Notably, Nissan and Toyota pulled sharply away from zero percent financing in August, which used to be prime time for such deals. In Toyota's case, zero percent finance deals accounted for 4.6 percent of Toyota's August 2018 sales. In August 2017, the figure was 21 percent. For Nissan, zero percent deals this year accounted for 4.8 percent of sales. In August 2017, the figure was 13 percent of sales.

Chrysler has tapped out as well. Zero percent loans made up less than half a percent of its financed deals in August 2018. A year ago, such loans accounted for 13 percent of the company's sales.

The culprit is rising interest rates. Zero percent loans are free money if you're the buyer, but not if you're the carmaker. A carmaker has to pick up the tab for such offers, just as it does with traditional cash-back rebates.

Car inventory also is responsible for the scarcity of these offers. It's at its lowest level since 2016, and with fewer cars to sell off, there's less need for automakers to lure shoppers with a pricey incentive.

For consumers, though, the good news is that there are other ways to save significant money on a car deal.


Cash-back rebates show no sign of going away, and they might even save you more money than zero percent offers. People who have average credit can qualify for most cash-back rebates, while only shoppers with excellent credit can get zero percent loans. Further, these cash-back rebates can be used in conjunction with low-rate financing that can still be found outside of dealerships.

Shoppers can still find such incentives as discounts for members of the military, reservists and veterans. There also are cash incentives for current brand owners to buy or lease from the brand again and "conquest" incentives to get owners of competing brands to switch. Overall, the average vehicle incentive went from $3,377 in August 2017 to $3,873 in August 2018, a jump of $496.

Meanwhile, direct-to-dealer incentives are also in play. Carmakers provide these to dealers to, for example, meet certain sales goals. Dealerships often use these hidden incentives to sweeten an offer without a potential buyer ever having to ask for it.


Getting pre-approved for an auto loan before heading out to a dealership has always been a good idea, but it may be even more important as zero percent offers at dealerships wane. It's no longer a given that a dealership will offer you a very low interest rate that's subsidized by a carmaker. By having a bank or credit union pre-approval in hand as you shop, you can be sure you're getting the best interest rate available.

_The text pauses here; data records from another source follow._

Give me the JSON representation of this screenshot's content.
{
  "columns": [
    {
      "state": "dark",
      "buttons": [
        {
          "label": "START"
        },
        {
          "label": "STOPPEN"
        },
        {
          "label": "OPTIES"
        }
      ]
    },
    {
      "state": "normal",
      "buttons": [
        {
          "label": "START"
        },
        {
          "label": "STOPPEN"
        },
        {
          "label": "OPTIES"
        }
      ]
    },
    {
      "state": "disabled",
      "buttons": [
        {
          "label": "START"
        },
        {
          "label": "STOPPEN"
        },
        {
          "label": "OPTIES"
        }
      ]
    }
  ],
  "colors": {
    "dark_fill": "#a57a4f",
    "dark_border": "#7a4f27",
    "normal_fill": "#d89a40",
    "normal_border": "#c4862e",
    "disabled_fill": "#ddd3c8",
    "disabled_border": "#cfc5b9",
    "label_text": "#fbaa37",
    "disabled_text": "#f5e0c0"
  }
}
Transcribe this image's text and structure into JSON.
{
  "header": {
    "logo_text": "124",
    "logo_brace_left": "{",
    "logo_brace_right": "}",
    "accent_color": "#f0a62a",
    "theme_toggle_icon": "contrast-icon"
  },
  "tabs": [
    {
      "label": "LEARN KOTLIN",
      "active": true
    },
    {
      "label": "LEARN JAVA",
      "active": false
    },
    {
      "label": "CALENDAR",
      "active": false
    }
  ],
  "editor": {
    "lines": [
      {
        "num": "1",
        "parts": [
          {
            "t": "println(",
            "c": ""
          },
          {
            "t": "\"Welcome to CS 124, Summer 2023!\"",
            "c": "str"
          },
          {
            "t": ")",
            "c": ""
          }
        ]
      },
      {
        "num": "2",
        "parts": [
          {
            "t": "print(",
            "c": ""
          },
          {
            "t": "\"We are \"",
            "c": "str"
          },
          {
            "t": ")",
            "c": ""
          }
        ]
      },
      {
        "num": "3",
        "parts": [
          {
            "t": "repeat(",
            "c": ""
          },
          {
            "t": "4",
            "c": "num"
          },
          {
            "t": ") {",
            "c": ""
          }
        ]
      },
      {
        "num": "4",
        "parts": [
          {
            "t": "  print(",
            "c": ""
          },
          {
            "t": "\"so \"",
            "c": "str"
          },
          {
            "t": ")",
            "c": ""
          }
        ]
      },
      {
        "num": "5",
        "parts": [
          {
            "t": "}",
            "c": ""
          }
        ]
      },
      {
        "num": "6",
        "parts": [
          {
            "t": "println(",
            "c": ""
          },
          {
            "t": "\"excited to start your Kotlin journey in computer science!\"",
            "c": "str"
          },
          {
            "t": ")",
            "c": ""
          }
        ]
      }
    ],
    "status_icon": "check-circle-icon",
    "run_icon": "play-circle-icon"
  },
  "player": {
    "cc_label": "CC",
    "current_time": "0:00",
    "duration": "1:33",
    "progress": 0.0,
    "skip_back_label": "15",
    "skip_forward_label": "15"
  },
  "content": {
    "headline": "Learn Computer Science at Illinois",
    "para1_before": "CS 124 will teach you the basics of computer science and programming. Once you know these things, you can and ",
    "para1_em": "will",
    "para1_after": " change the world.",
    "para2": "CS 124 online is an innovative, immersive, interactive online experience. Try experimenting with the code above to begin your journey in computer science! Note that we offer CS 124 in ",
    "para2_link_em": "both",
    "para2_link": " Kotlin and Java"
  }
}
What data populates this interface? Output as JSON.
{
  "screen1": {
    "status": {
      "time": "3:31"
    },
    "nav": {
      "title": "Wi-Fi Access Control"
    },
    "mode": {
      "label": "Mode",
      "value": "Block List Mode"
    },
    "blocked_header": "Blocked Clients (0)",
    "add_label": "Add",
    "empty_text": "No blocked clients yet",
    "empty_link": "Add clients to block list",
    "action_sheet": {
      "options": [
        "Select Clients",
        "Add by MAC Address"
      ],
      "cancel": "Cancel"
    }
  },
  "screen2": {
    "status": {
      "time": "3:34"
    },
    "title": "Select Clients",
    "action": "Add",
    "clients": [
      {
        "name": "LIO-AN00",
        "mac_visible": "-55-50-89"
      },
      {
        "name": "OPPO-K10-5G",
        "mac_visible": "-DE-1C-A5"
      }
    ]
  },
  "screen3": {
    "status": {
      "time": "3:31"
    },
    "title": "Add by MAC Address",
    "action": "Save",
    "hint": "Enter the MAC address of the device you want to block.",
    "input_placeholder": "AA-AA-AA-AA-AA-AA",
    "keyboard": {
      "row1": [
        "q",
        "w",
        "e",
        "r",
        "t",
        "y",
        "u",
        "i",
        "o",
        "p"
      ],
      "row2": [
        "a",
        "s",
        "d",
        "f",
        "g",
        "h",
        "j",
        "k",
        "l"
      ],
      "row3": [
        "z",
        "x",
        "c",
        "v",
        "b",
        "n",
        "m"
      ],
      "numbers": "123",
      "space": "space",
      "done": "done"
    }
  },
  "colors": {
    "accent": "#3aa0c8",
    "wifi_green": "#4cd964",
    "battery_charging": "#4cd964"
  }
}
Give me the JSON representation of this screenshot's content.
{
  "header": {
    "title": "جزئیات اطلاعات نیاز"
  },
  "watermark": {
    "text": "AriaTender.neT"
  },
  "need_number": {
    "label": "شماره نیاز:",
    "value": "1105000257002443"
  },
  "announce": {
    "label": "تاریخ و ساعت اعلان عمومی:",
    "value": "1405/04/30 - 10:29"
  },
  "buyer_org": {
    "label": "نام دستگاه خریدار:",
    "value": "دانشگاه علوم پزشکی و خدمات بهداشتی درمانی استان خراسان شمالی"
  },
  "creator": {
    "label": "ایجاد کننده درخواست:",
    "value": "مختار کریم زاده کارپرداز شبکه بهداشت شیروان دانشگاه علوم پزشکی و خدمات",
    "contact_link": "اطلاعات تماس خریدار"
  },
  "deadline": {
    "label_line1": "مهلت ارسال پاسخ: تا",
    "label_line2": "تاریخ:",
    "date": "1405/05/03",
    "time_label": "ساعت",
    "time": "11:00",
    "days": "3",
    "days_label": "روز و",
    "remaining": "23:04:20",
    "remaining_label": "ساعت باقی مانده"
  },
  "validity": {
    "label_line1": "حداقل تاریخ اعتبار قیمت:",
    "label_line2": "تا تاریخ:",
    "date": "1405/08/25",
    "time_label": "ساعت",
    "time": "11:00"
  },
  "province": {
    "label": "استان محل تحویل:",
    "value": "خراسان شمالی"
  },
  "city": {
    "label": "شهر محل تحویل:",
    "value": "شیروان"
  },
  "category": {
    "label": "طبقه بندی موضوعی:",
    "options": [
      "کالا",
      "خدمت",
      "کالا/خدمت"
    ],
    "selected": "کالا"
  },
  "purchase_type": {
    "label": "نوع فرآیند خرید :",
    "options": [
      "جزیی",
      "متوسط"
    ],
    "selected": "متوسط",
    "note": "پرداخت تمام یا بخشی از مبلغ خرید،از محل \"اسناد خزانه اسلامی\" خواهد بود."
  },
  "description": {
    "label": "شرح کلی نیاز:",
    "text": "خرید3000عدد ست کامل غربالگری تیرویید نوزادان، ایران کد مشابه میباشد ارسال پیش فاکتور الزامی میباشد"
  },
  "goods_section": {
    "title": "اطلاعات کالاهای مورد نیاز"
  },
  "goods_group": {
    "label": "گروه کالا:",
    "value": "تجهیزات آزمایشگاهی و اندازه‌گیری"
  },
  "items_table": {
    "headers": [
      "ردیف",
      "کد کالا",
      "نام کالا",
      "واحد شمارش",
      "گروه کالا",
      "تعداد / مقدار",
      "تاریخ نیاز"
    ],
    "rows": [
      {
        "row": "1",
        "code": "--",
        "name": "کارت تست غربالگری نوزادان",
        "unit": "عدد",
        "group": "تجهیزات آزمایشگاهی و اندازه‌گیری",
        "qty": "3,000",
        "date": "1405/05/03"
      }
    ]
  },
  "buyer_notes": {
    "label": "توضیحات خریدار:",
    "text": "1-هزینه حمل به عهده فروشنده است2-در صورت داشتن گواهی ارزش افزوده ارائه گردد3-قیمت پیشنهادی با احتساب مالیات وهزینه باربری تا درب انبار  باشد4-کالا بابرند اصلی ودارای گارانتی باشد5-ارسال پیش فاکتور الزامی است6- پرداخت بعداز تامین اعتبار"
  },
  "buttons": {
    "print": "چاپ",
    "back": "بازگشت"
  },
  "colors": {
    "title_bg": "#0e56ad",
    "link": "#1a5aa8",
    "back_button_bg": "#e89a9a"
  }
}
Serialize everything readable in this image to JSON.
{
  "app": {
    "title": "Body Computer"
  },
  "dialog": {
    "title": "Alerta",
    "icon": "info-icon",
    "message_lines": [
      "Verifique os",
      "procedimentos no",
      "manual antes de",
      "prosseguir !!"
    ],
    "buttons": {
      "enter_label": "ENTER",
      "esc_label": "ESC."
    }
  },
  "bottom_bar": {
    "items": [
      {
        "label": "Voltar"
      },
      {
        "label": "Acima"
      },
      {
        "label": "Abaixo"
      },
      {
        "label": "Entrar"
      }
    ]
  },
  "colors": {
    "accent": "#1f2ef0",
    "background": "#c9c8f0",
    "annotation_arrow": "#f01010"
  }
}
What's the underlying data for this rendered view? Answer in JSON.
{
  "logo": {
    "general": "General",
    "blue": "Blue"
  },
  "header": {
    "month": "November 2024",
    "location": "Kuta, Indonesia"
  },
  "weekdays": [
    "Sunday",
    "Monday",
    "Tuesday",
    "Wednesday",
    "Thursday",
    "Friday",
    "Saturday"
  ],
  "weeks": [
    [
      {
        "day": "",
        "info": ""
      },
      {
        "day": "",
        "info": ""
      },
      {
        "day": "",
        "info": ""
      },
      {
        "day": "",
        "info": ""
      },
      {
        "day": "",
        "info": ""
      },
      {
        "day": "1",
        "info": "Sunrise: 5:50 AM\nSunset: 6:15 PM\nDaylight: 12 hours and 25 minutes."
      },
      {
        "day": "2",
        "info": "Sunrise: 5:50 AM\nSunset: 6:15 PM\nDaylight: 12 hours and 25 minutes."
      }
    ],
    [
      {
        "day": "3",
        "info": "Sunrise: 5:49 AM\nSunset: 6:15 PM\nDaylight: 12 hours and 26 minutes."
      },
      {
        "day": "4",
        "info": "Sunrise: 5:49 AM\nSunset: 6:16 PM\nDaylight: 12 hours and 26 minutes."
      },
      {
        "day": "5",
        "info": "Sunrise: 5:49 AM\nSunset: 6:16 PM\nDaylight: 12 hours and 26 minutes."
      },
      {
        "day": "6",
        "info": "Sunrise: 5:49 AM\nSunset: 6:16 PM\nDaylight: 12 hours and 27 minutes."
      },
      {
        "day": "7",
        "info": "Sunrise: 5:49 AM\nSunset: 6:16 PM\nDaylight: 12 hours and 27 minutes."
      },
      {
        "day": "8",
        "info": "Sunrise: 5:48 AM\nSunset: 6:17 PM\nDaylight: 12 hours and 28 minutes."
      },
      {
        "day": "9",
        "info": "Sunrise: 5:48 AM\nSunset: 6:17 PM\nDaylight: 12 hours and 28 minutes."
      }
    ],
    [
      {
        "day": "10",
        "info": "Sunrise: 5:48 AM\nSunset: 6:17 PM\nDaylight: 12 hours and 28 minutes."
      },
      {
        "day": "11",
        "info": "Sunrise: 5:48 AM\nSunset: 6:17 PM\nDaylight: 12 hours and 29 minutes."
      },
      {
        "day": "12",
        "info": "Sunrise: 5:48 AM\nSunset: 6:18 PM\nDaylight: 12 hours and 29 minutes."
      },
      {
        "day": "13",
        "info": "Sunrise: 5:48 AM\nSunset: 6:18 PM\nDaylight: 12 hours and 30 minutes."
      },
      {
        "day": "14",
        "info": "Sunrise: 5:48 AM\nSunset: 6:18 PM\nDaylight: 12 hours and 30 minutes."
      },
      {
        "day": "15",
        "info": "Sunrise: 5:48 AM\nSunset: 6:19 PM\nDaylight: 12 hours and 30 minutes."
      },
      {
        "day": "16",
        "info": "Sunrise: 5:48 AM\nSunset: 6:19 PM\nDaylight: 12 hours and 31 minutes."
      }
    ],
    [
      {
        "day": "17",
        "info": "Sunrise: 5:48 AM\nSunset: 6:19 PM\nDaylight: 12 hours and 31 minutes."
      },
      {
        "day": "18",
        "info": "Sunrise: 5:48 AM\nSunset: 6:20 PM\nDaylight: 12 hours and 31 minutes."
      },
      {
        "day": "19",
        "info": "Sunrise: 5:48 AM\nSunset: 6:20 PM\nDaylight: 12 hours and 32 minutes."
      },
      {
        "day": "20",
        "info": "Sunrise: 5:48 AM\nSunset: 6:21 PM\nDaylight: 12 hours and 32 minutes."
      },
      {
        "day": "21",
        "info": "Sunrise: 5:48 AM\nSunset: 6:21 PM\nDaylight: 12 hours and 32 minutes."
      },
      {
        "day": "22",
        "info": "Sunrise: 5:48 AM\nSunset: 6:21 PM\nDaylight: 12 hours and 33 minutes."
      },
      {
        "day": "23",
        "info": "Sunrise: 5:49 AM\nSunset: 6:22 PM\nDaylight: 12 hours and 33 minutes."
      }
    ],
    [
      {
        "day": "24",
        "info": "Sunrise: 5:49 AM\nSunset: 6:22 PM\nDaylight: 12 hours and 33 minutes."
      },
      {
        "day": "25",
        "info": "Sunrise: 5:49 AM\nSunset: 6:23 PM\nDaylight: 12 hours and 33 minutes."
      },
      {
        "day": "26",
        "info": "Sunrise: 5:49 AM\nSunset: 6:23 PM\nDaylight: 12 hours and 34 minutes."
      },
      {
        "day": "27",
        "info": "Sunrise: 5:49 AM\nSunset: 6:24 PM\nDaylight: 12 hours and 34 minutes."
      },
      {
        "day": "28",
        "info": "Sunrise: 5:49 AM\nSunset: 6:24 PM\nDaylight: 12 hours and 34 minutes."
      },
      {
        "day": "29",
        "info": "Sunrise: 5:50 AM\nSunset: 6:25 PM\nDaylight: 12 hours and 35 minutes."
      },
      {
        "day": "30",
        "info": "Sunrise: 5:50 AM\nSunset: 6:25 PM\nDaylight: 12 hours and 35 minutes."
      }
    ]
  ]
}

Between rising interest rates and rising car prices, getting the lowest interest rate possible is more important than ever. Getting a loan that's 2 interest points lower could mean saving $2,000 over the life of the average car loan for a $31,000 vehicle.


Although zero percent loans aren't as abundant as they have been, they are still around. Carmakers that are offering zero percent loans for at least 60 months are Cadillac, Ford, GMC, Hyundai, Jeep, Kia, Lincoln, Maserati, Mazda, Mitsubishi, Nissan, Ram, Subaru and Volkswagen. Note that zero percent financing offers will only be available on selected models and maybe only for a limited time.

EDMUNDS SAYS: You can still get a deal on a car, even without a zero percent offer. You'll just need to be more creative, combining a competitive interest rate with an incentive that the carmaker is offering. If you also can find a vehicle that has a deep discount from the dealership, the lack of zero percent financing becomes a nonissue.


This story was provided to The Associated Press by the automotive website Edmunds. Matt Jones is a senior consumer advice editor at Edmunds. Twitter: @supermattjones.

Related links:

— Buying a New Car When Interest Rates Are High: https://edmu.in/2GUvOR6

— How to Get Out of a Bad Car Loan: https://edmu.in/2CqEjWq